The result should be an exact copy of the entries that follow, with no pictures included.

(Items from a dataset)
────────

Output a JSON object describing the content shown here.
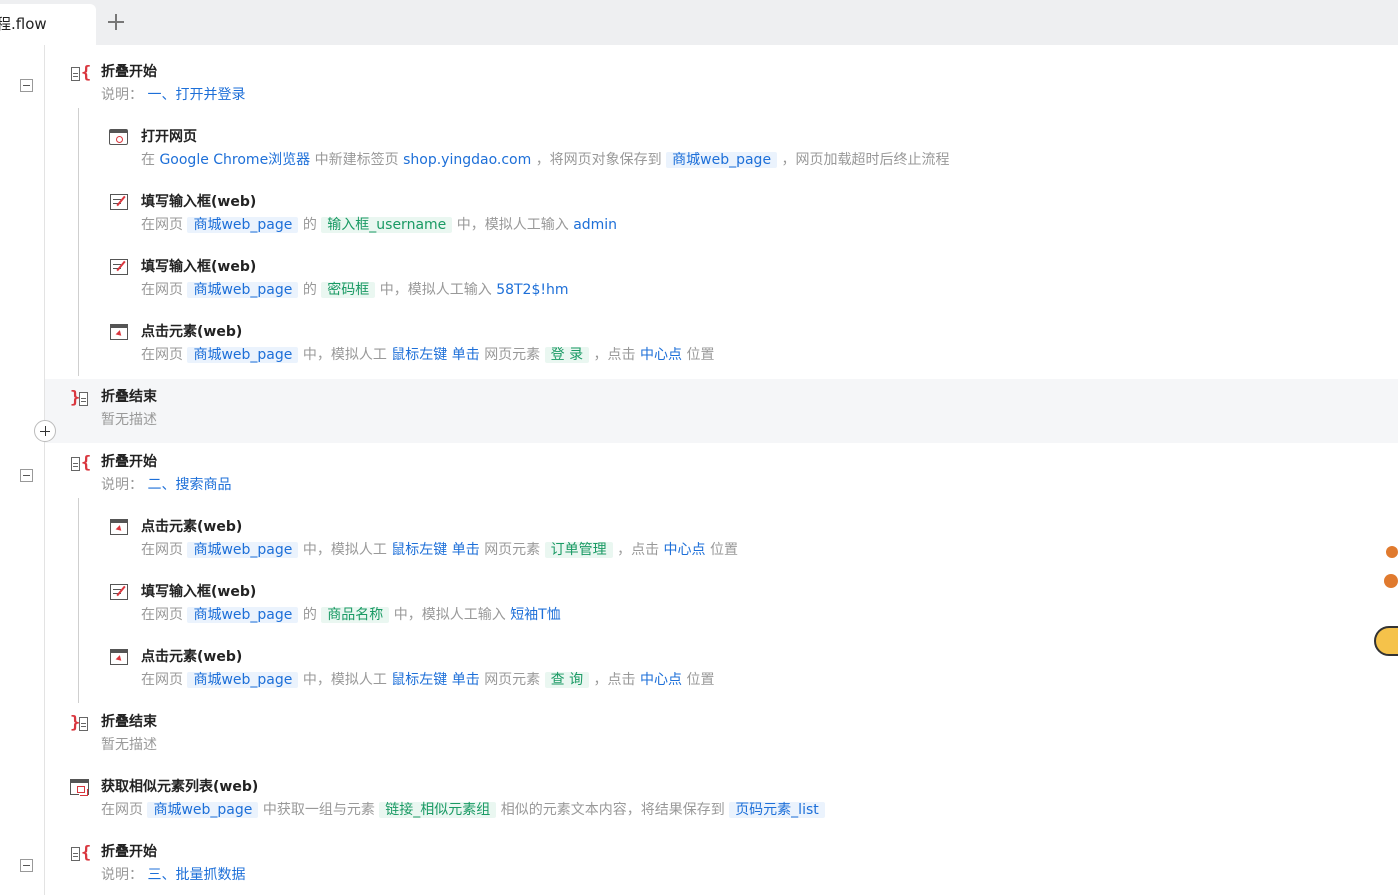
{
  "tab": {
    "title": "程.flow"
  },
  "steps": [
    {
      "title": "折叠开始",
      "desc_prefix": "说明：",
      "desc": "一、打开并登录"
    },
    {
      "title": "打开网页",
      "parts": [
        "在",
        "Google Chrome浏览器",
        "中新建标签页",
        "shop.yingdao.com",
        "，将网页对象保存到",
        "商城web_page",
        "，网页加载超时后终止流程"
      ]
    },
    {
      "title": "填写输入框(web)",
      "parts": [
        "在网页",
        "商城web_page",
        "的",
        "输入框_username",
        "中，模拟人工输入",
        "admin"
      ]
    },
    {
      "title": "填写输入框(web)",
      "parts": [
        "在网页",
        "商城web_page",
        "的",
        "密码框",
        "中，模拟人工输入",
        "58T2$!hm"
      ]
    },
    {
      "title": "点击元素(web)",
      "parts": [
        "在网页",
        "商城web_page",
        "中，模拟人工",
        "鼠标左键 单击",
        "网页元素",
        "登 录",
        "，点击",
        "中心点",
        "位置"
      ]
    },
    {
      "title": "折叠结束",
      "desc": "暂无描述"
    },
    {
      "title": "折叠开始",
      "desc_prefix": "说明：",
      "desc": "二、搜索商品"
    },
    {
      "title": "点击元素(web)",
      "parts": [
        "在网页",
        "商城web_page",
        "中，模拟人工",
        "鼠标左键 单击",
        "网页元素",
        "订单管理",
        "，点击",
        "中心点",
        "位置"
      ]
    },
    {
      "title": "填写输入框(web)",
      "parts": [
        "在网页",
        "商城web_page",
        "的",
        "商品名称",
        "中，模拟人工输入",
        "短袖T恤"
      ]
    },
    {
      "title": "点击元素(web)",
      "parts": [
        "在网页",
        "商城web_page",
        "中，模拟人工",
        "鼠标左键 单击",
        "网页元素",
        "查 询",
        "，点击",
        "中心点",
        "位置"
      ]
    },
    {
      "title": "折叠结束",
      "desc": "暂无描述"
    },
    {
      "title": "获取相似元素列表(web)",
      "parts": [
        "在网页",
        "商城web_page",
        "中获取一组与元素",
        "链接_相似元素组",
        "相似的元素文本内容，将结果保存到",
        "页码元素_list"
      ]
    },
    {
      "title": "折叠开始",
      "desc_prefix": "说明：",
      "desc": "三、批量抓数据"
    }
  ],
  "icons": {
    "fold_start": "fold-start-icon",
    "fold_end": "fold-end-icon",
    "web": "browser-icon",
    "edit": "input-edit-icon",
    "click": "click-icon",
    "list": "element-list-icon"
  },
  "colors": {
    "value_blue": "#1d6fd8",
    "element_green": "#1a9a64",
    "fold_red": "#d9363e",
    "desc_gray": "#999999"
  }
}
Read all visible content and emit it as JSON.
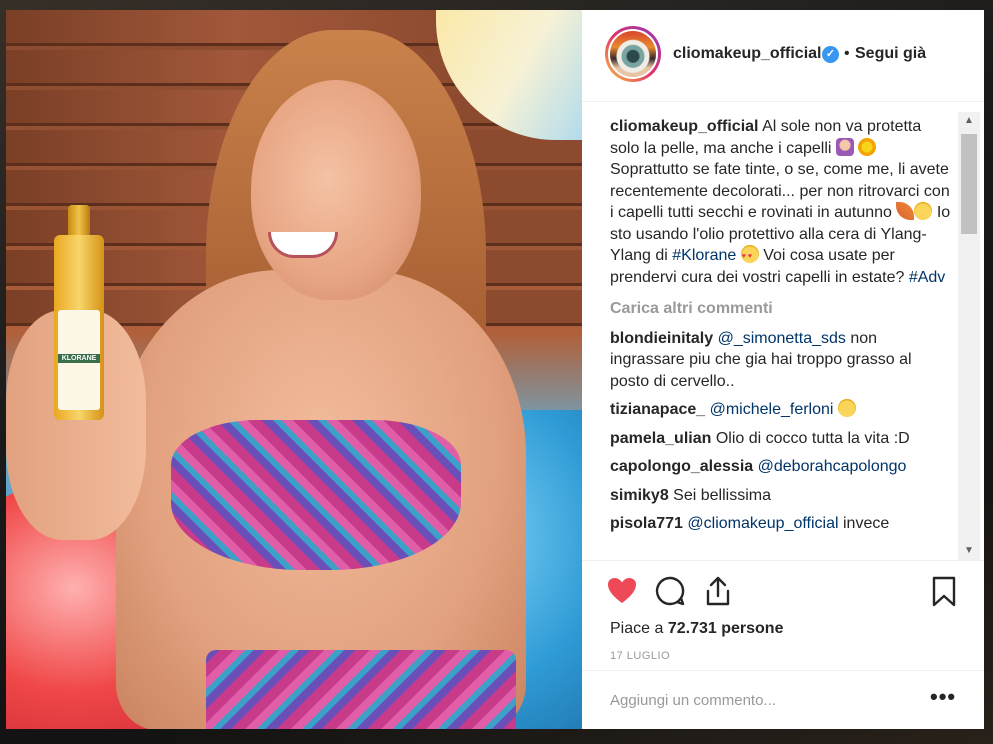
{
  "post": {
    "username": "cliomakeup_official",
    "follow_status": "Segui già",
    "separator": "•",
    "verified_icon": "✓"
  },
  "caption": {
    "user": "cliomakeup_official",
    "text_1": "Al sole non va protetta solo la pelle, ma anche i capelli",
    "text_2": "Soprattutto se fate tinte, o se, come me, li avete recentemente decolorati... per non ritrovarci con i capelli tutti secchi e rovinati in autunno",
    "text_3": "Io sto usando l'olio protettivo alla cera di Ylang-Ylang di",
    "hashtag_1": "#Klorane",
    "text_4": "Voi cosa usate per prendervi cura dei vostri capelli in estate?",
    "hashtag_2": "#Adv"
  },
  "load_more": "Carica altri commenti",
  "comments": [
    {
      "user": "blondieinitaly",
      "mention": "@_simonetta_sds",
      "text": "non ingrassare piu che gia hai troppo grasso al posto di cervello.."
    },
    {
      "user": "tizianapace_",
      "mention": "@michele_ferloni",
      "text": ""
    },
    {
      "user": "pamela_ulian",
      "mention": "",
      "text": "Olio di cocco tutta la vita :D"
    },
    {
      "user": "capolongo_alessia",
      "mention": "@deborahcapolongo",
      "text": ""
    },
    {
      "user": "simiky8",
      "mention": "",
      "text": "Sei bellissima"
    },
    {
      "user": "pisola771",
      "mention": "@cliomakeup_official",
      "text": "invece"
    }
  ],
  "likes": {
    "prefix": "Piace a",
    "count": "72.731",
    "suffix": "persone"
  },
  "date": "17 LUGLIO",
  "add_comment": {
    "placeholder": "Aggiungi un commento...",
    "more_label": "•••"
  },
  "bottle": {
    "brand": "KLORANE"
  },
  "colors": {
    "heart": "#ed4956",
    "link": "#003569",
    "muted": "#999999",
    "text": "#262626"
  },
  "icons": [
    "heart-icon",
    "comment-icon",
    "share-icon",
    "bookmark-icon",
    "verified-icon"
  ]
}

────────

(Solution below):
Output a JSON object describing the content shown here.
{
  "tab": {
    "title": "程.flow"
  },
  "steps": [
    {
      "title": "折叠开始",
      "desc_prefix": "说明：",
      "desc": "一、打开并登录"
    },
    {
      "title": "打开网页",
      "parts": [
        "在",
        "Google Chrome浏览器",
        "中新建标签页",
        "shop.yingdao.com",
        "，将网页对象保存到",
        "商城web_page",
        "，网页加载超时后终止流程"
      ]
    },
    {
      "title": "填写输入框(web)",
      "parts": [
        "在网页",
        "商城web_page",
        "的",
        "输入框_username",
        "中，模拟人工输入",
        "admin"
      ]
    },
    {
      "title": "填写输入框(web)",
      "parts": [
        "在网页",
        "商城web_page",
        "的",
        "密码框",
        "中，模拟人工输入",
        "58T2$!hm"
      ]
    },
    {
      "title": "点击元素(web)",
      "parts": [
        "在网页",
        "商城web_page",
        "中，模拟人工",
        "鼠标左键 单击",
        "网页元素",
        "登 录",
        "，点击",
        "中心点",
        "位置"
      ]
    },
    {
      "title": "折叠结束",
      "desc": "暂无描述"
    },
    {
      "title": "折叠开始",
      "desc_prefix": "说明：",
      "desc": "二、搜索商品"
    },
    {
      "title": "点击元素(web)",
      "parts": [
        "在网页",
        "商城web_page",
        "中，模拟人工",
        "鼠标左键 单击",
        "网页元素",
        "订单管理",
        "，点击",
        "中心点",
        "位置"
      ]
    },
    {
      "title": "填写输入框(web)",
      "parts": [
        "在网页",
        "商城web_page",
        "的",
        "商品名称",
        "中，模拟人工输入",
        "短袖T恤"
      ]
    },
    {
      "title": "点击元素(web)",
      "parts": [
        "在网页",
        "商城web_page",
        "中，模拟人工",
        "鼠标左键 单击",
        "网页元素",
        "查 询",
        "，点击",
        "中心点",
        "位置"
      ]
    },
    {
      "title": "折叠结束",
      "desc": "暂无描述"
    },
    {
      "title": "获取相似元素列表(web)",
      "parts": [
        "在网页",
        "商城web_page",
        "中获取一组与元素",
        "链接_相似元素组",
        "相似的元素文本内容，将结果保存到",
        "页码元素_list"
      ]
    },
    {
      "title": "折叠开始",
      "desc_prefix": "说明：",
      "desc": "三、批量抓数据"
    }
  ],
  "icons": {
    "fold_start": "fold-start-icon",
    "fold_end": "fold-end-icon",
    "web": "browser-icon",
    "edit": "input-edit-icon",
    "click": "click-icon",
    "list": "element-list-icon"
  },
  "colors": {
    "value_blue": "#1d6fd8",
    "element_green": "#1a9a64",
    "fold_red": "#d9363e",
    "desc_gray": "#999999"
  }
}
Read all visible content and emit it as JSON.
{
  "post": {
    "username": "cliomakeup_official",
    "follow_status": "Segui già",
    "separator": "•",
    "verified_icon": "✓"
  },
  "caption": {
    "user": "cliomakeup_official",
    "text_1": "Al sole non va protetta solo la pelle, ma anche i capelli",
    "text_2": "Soprattutto se fate tinte, o se, come me, li avete recentemente decolorati... per non ritrovarci con i capelli tutti secchi e rovinati in autunno",
    "text_3": "Io sto usando l'olio protettivo alla cera di Ylang-Ylang di",
    "hashtag_1": "#Klorane",
    "text_4": "Voi cosa usate per prendervi cura dei vostri capelli in estate?",
    "hashtag_2": "#Adv"
  },
  "load_more": "Carica altri commenti",
  "comments": [
    {
      "user": "blondieinitaly",
      "mention": "@_simonetta_sds",
      "text": "non ingrassare piu che gia hai troppo grasso al posto di cervello.."
    },
    {
      "user": "tizianapace_",
      "mention": "@michele_ferloni",
      "text": ""
    },
    {
      "user": "pamela_ulian",
      "mention": "",
      "text": "Olio di cocco tutta la vita :D"
    },
    {
      "user": "capolongo_alessia",
      "mention": "@deborahcapolongo",
      "text": ""
    },
    {
      "user": "simiky8",
      "mention": "",
      "text": "Sei bellissima"
    },
    {
      "user": "pisola771",
      "mention": "@cliomakeup_official",
      "text": "invece"
    }
  ],
  "likes": {
    "prefix": "Piace a",
    "count": "72.731",
    "suffix": "persone"
  },
  "date": "17 LUGLIO",
  "add_comment": {
    "placeholder": "Aggiungi un commento...",
    "more_label": "•••"
  },
  "bottle": {
    "brand": "KLORANE"
  },
  "colors": {
    "heart": "#ed4956",
    "link": "#003569",
    "muted": "#999999",
    "text": "#262626"
  },
  "icons": [
    "heart-icon",
    "comment-icon",
    "share-icon",
    "bookmark-icon",
    "verified-icon"
  ]
}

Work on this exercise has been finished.